── Recorded information

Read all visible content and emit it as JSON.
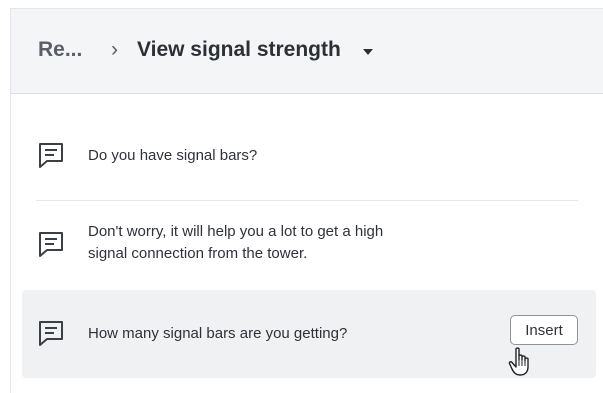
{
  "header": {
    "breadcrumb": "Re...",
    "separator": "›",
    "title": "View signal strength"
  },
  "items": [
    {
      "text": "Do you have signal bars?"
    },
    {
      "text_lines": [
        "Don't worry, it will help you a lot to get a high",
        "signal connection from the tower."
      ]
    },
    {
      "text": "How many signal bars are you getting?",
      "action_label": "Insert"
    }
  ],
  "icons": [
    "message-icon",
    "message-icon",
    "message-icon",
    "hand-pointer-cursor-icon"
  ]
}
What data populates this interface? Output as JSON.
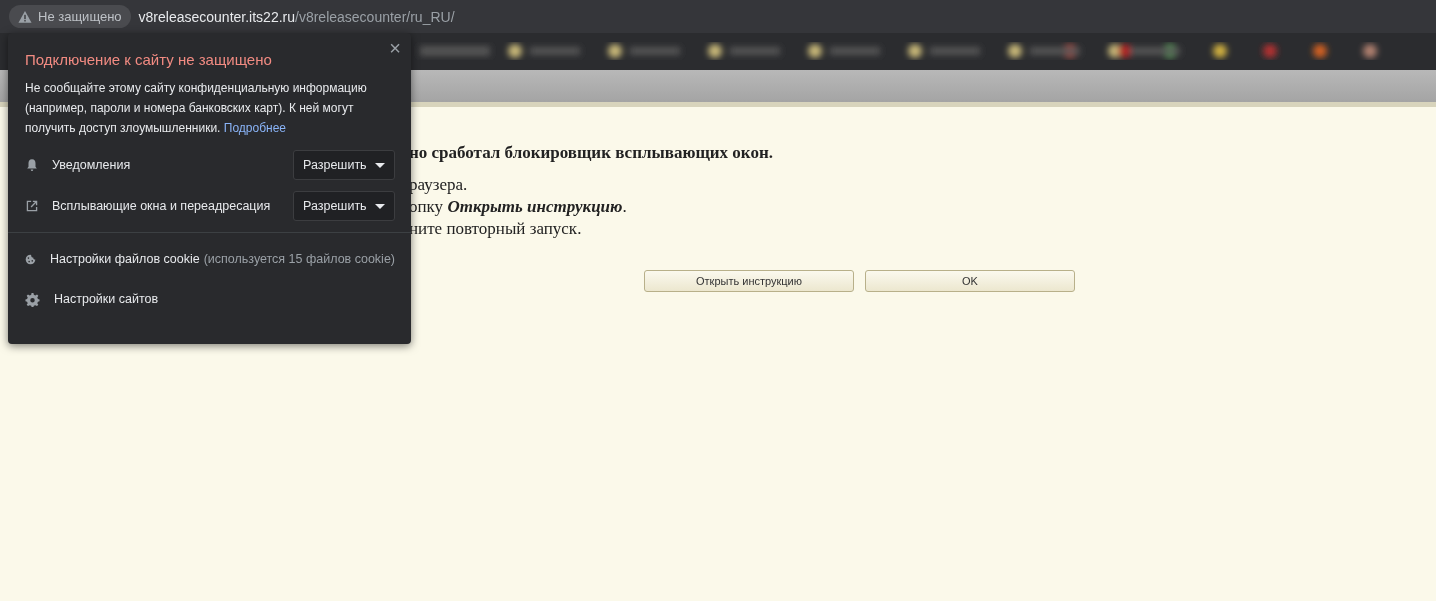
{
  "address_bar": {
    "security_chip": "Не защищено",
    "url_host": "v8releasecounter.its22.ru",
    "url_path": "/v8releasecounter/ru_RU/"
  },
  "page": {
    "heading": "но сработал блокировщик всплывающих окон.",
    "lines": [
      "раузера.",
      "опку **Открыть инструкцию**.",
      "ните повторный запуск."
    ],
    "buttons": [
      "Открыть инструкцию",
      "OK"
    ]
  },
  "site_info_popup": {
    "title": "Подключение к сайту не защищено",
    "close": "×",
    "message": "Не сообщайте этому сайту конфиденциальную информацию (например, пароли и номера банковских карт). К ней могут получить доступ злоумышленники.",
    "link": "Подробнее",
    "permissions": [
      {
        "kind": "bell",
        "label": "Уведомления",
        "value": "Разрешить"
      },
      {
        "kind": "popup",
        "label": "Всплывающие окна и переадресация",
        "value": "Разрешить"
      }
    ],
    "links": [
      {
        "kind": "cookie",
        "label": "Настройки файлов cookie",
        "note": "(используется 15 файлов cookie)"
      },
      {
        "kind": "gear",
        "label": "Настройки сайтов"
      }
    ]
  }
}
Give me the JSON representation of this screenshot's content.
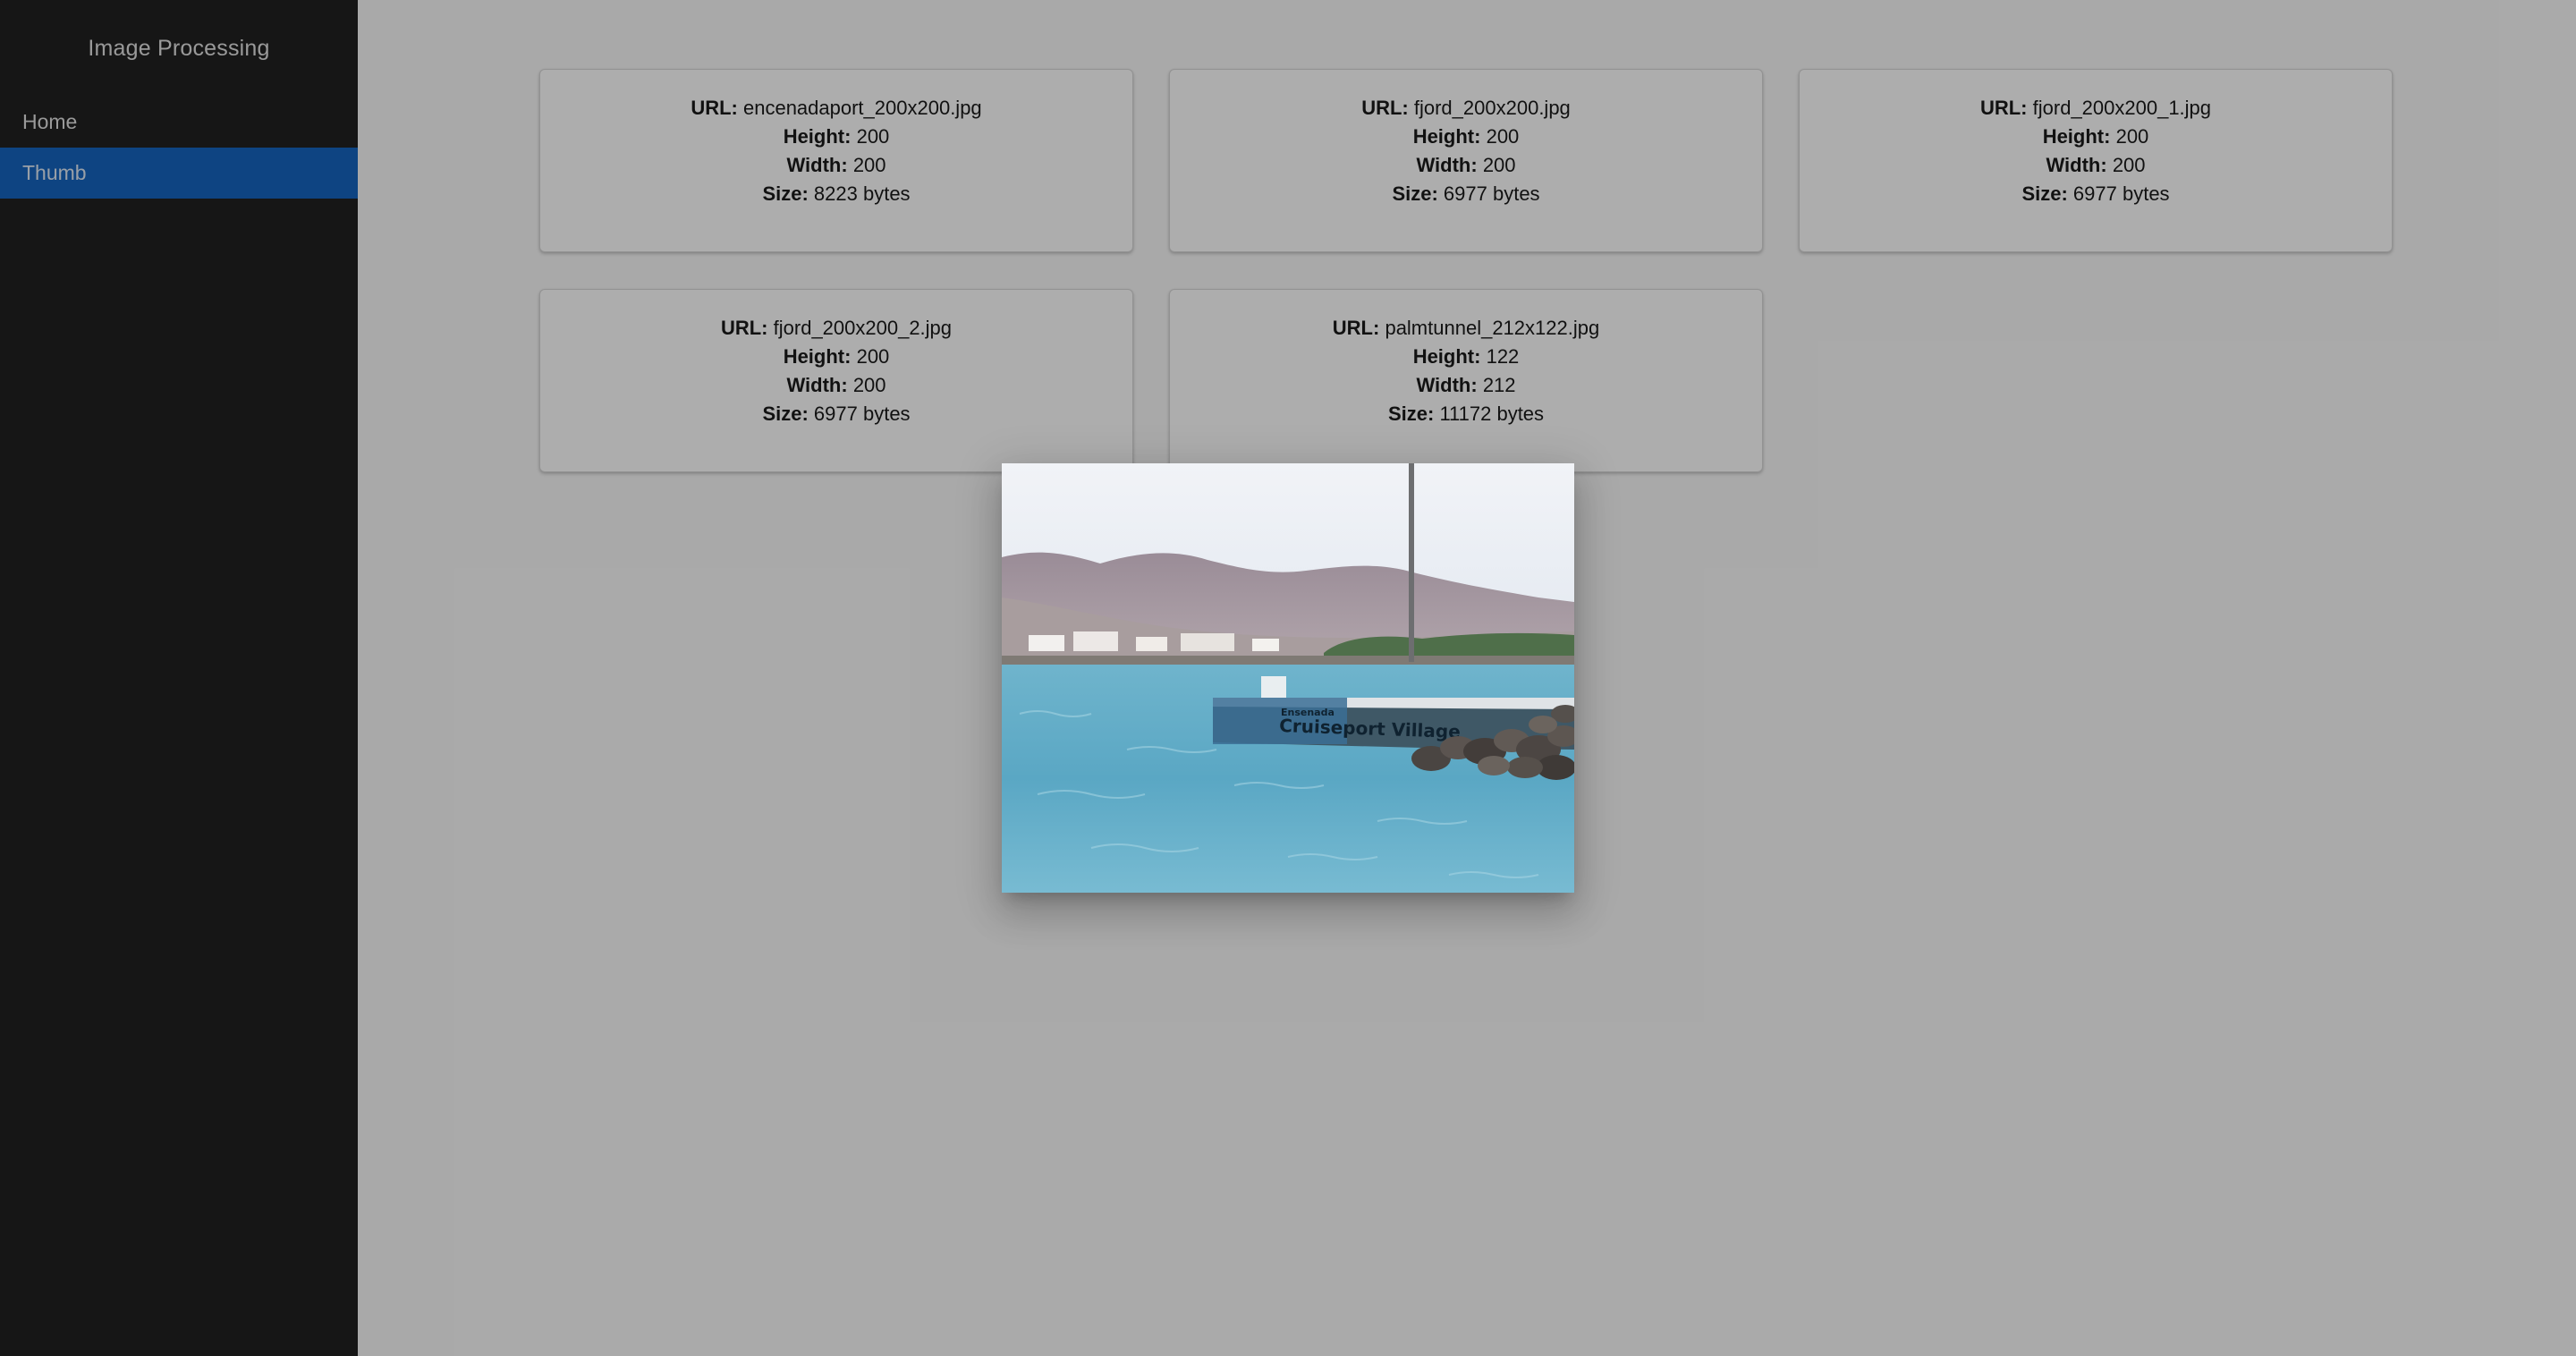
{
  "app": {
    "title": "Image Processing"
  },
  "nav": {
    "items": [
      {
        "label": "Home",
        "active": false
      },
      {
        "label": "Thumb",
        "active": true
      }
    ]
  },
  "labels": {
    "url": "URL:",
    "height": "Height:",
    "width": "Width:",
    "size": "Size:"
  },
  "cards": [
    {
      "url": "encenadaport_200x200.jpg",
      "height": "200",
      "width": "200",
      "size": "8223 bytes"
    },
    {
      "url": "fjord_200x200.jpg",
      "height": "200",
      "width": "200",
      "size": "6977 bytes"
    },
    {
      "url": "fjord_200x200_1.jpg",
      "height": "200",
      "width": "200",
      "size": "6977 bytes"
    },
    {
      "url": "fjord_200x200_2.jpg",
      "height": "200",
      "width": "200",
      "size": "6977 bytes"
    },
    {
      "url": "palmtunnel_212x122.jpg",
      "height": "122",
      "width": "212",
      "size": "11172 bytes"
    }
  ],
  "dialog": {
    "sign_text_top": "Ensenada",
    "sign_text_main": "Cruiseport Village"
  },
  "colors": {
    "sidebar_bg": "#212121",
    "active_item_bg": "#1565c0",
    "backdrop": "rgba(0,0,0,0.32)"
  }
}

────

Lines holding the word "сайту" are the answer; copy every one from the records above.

> _Problem solution_:
    "title": "Подключение к сайту не защищено",
    "message": "Не сообщайте этому сайту конфиденциальную информацию (например, пароли и номера банковских карт). К ней могут получить доступ злоумышленники.",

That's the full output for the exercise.